Treatment is better than doing nothing when drug problems exist in society and better than incarcerating those with small possessions of drugs, but prevention is the most desirable overall solution and so should be the primary objective. This includes educating children.
Addiction is a brain disorder, a disease, and addicts should be treated with compassion, and treatments often work, but prevention is better than letting people damage themselves then only intervening after some damage is already done. Not all users become addicts but it costs between 7-10x more to treat addicts than to prevent them developing problems in the first place. Woof.
Thus, on the face of it, it’s simple – be (long-term) rational and don’t risk it – don’t take recreational drugs. However, complete abstinence is unrealistic in some cultures and banning something may backfire, especially when it comes to adolescents, hence small controlled exposures of alcohol (or even things like time spent on social media) are usually better than totally free exposures or totally enforced abstinence to help your children develop sensible and healthy attitudes towards these activities. Education is again crucial.

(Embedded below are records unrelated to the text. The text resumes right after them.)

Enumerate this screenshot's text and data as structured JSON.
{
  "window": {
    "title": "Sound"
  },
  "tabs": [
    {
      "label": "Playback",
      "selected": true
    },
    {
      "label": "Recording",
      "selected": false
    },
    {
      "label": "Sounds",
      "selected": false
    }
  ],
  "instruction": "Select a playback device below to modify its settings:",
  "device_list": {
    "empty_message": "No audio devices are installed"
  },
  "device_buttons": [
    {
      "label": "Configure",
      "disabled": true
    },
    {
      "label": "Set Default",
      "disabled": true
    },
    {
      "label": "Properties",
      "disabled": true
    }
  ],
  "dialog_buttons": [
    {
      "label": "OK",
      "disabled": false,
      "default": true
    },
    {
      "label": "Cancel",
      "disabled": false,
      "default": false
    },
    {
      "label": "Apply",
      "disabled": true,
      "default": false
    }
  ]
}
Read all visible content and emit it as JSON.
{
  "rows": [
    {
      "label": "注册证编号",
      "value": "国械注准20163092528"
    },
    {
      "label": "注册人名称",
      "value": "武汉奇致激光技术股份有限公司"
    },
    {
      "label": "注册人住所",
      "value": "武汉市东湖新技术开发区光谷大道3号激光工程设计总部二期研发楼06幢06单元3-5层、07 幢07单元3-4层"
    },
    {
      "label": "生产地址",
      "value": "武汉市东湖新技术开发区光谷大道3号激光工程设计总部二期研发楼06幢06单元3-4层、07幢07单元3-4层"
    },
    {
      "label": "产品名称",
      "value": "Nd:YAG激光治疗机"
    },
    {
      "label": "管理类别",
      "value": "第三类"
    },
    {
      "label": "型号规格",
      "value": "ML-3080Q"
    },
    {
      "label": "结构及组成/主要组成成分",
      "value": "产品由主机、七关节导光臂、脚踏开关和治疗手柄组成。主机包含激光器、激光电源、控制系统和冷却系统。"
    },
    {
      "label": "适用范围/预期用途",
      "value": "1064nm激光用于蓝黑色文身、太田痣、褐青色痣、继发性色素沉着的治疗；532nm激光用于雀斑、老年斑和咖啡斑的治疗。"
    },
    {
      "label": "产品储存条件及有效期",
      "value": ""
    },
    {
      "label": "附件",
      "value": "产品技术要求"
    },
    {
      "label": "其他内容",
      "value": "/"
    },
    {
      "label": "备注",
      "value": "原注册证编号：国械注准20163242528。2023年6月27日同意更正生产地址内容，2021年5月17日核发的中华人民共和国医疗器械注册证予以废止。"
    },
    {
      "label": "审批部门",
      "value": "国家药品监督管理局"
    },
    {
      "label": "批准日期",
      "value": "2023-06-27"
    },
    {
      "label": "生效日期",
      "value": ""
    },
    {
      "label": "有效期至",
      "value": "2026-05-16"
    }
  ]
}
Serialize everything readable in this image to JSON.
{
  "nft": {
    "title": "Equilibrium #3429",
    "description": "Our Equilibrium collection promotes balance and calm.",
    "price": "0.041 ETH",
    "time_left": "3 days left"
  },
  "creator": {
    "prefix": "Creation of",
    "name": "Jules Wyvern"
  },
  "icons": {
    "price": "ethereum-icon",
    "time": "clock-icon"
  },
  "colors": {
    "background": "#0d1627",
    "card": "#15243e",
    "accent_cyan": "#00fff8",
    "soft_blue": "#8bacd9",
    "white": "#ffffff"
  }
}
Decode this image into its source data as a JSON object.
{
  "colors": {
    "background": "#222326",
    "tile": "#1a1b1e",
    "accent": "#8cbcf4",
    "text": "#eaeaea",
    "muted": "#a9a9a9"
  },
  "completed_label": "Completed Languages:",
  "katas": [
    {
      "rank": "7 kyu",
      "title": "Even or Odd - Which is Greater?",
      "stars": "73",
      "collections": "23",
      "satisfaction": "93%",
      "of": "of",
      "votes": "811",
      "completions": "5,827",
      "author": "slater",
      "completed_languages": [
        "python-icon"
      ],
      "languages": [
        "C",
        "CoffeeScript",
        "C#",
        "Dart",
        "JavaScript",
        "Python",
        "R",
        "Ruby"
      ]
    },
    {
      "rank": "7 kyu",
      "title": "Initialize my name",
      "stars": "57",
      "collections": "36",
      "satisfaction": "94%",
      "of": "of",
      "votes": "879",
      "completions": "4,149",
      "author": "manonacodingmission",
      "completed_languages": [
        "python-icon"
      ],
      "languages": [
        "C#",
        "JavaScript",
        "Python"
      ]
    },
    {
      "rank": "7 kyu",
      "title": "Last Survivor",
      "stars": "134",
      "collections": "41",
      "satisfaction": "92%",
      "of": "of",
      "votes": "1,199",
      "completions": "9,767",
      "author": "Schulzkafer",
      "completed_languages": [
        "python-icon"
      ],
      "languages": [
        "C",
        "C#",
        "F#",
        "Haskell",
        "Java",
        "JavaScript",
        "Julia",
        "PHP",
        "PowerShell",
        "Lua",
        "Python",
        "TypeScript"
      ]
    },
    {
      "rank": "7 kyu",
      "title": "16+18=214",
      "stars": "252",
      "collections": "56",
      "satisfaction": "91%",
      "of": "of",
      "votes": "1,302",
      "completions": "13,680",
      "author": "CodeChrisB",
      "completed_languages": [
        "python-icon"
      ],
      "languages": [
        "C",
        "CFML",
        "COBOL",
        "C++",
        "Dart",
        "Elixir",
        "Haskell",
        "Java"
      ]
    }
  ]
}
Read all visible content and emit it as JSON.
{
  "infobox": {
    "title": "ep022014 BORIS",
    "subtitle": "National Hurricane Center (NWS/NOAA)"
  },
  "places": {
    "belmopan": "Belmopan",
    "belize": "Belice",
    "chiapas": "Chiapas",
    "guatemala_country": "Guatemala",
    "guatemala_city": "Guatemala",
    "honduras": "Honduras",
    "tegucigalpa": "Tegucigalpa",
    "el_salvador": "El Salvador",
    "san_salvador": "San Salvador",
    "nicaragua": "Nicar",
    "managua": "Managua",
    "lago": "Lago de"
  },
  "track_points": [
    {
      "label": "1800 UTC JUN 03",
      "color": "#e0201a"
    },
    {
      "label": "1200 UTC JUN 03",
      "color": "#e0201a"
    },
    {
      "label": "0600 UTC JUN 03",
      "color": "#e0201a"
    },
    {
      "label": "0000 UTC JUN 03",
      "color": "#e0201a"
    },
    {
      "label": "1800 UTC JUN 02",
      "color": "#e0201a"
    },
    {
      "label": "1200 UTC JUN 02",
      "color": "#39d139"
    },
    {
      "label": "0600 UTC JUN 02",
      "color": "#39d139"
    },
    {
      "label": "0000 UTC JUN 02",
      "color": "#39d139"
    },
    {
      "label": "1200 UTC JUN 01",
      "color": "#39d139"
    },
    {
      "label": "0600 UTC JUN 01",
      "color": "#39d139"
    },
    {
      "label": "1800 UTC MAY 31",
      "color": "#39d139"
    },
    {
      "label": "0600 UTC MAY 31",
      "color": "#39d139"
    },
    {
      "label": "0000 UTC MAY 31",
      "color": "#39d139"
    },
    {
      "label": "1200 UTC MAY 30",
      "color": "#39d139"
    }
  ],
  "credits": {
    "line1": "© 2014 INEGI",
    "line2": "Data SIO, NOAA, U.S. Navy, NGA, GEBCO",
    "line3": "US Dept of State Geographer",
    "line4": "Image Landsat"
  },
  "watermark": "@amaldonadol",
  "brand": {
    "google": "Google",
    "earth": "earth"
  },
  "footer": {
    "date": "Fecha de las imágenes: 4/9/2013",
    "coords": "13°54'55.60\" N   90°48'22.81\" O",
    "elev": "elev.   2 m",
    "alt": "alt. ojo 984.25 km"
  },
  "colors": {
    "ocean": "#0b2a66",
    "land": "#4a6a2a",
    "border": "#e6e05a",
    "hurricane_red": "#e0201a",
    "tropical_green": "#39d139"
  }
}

Non-coerced consent and not being mis-sold may make a lot of choices between adults morally acceptable, but children are vulnerable and innocent and so must be protected by parents, adults and other parties who are looking after their long-term health and best interests. So laws and regulations (e.g. minimum age restrictions) have their purpose in civilisations. But the great debate in this area is how far should they go?
Woof. I want to be guided by the science rather than the politics or peer pressures so, after everything I’ve learnt about psychoactive drugs and their effects on the brain from a neuroscientific perspective – I wouldn’t want to see any human children I care about taking drugs like tobacco, cannabis or MDMA recreationally. Alcohol should not be binged upon, and caffeine should preferably be mainly used as a boost for alertness on the occasions when it’s needed rather than depended on every single day ‘just to function normally’. And other drugs should generally be only taken if and when medically necessary. For me, it’s logically irrational to take recreational drugs that risk harming one’s ability to think clearly and rationally, and that intentionally make oneself vulnerable to exploitation by others who aren’t under the influence. But these are just my own conclusions. Attitudes can depend on one’s own upbringing environment or current immediate culture so please share with us what you personally think via the Twitter comment button below.